There are two reasons why this special position has been granted to J&K: one, because of the State’s limited nature of accession with the union of India and second, the international dimension of the problem. These two provisions are recognised and therefore the state has been granted special position. 

While recognising these provisions, Article 35A clearly provides for the protection of the laws of the state, pertaining to permanent residence, employment, acquisition of immobile property and scholarship by the permanent residents of J&K.

Some people are already debating that eroding this article will leave nothing left in J&K’s Special constitutional status. 

People who are saying so aren’t incorrect.
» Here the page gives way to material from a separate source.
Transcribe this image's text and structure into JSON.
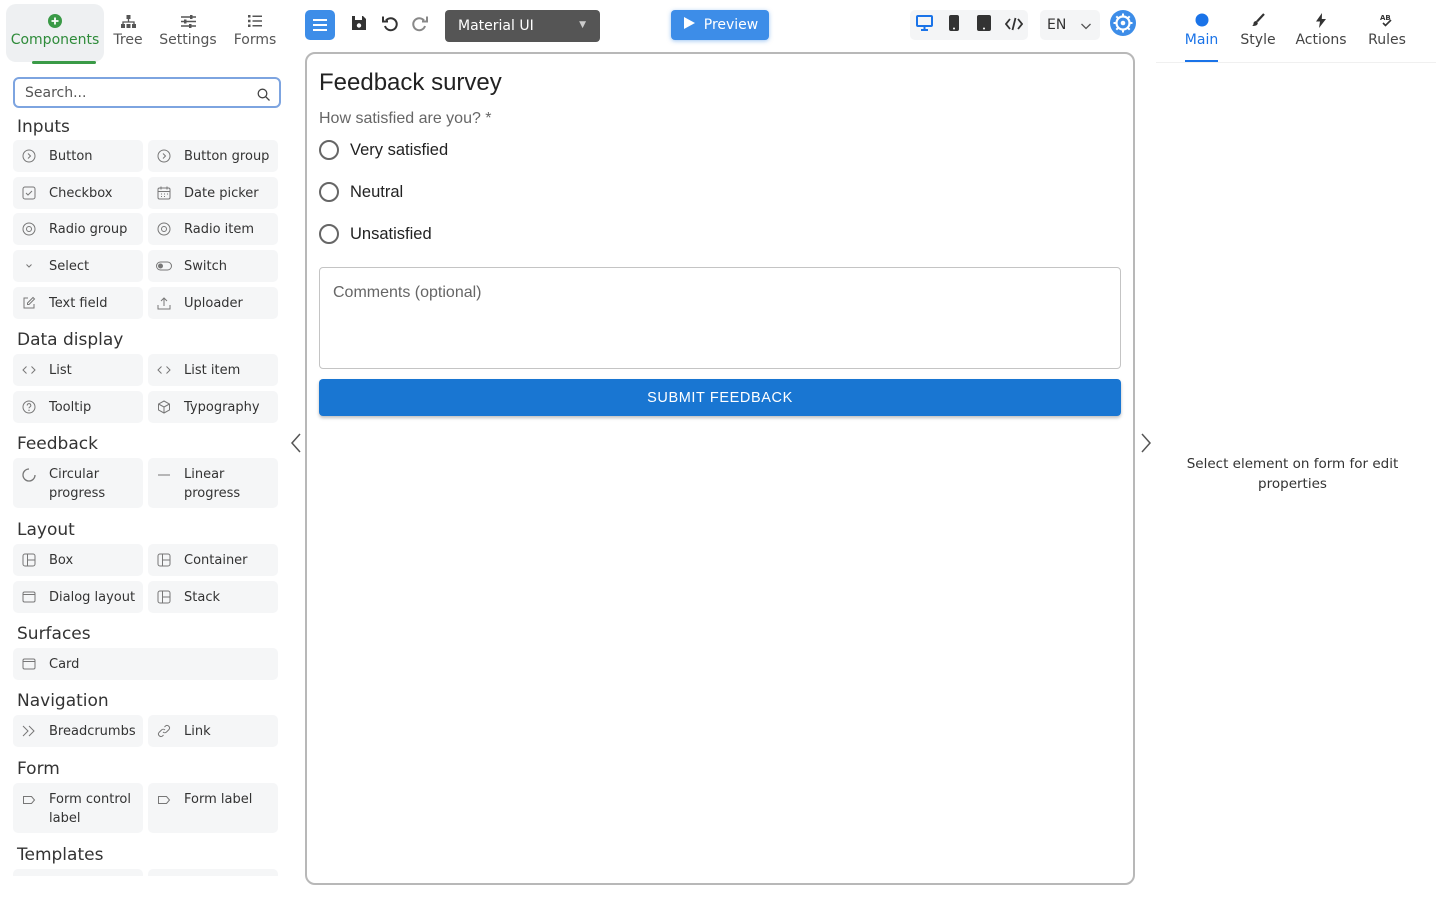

If this article is abolished or declared invalid, it would mean that laws related to permanent residency can no longer exist. It would also mean that non-permanent residents can acquire properties in the State and the employment opportunities available to people of Jammu and Kashmir will also be available to the citizens of India. Therefore, it will have a devastating effect on the present status of Jammu and Kashmir. 

The question is, can they do it?

See, the people who have approached the court have taken up the issue which is slightly hyper-technical. Their case is that the Article 35 is not the part of the constitution of India. But at the same time, the president of India has made a special provision for the people of the state of Jammu and Kashmir. So, their contention before the court is, whether the president of India can make or create a new provision for the J&K, which is not the part of Constitution of India. Now, much depends upon the government of India and the kind of stand it will take on it.

But isn’t the government of India’s position already favouring the petitioners?

It’s still unclear how BJP is supporting the petitioners. What’s also unclear is whether the petitioners are bona-fide people or sponsored litigators. But giving its timing, soon after BJP came to power in Centre, it appears to be a sponsored writ-petition aimed at to achieve political motive. So, yes, the political posturing clearly makes the Centre a party to it.

That means the State needs to worry?

Yes, the state needs to worry. As I already said, there involves a peculiar paradox. While the state government in which BJP is a partner has filed a counter-affidavit in Supreme Court against the petition, but the BJP-ruled Centre has decided against it. Therefore, State government needs to be cautious. It needs to raise this question in their coordinate communities, highlighting two different stands of BJP on the same issue. 

So, do you see the Article 35A meeting the fate of GST and Statistical Bill?

Given the nature of things, Supreme Court should dismiss the petition. But we need to know, the judicial decisions are always unpredictable. The state government has to work hard to put the proper arguments in the court. 

The other stakeholders of the State who want this status need to make representations before the court. The state can only put up arguments. But whether or not they can do it, remains in the hand of central government.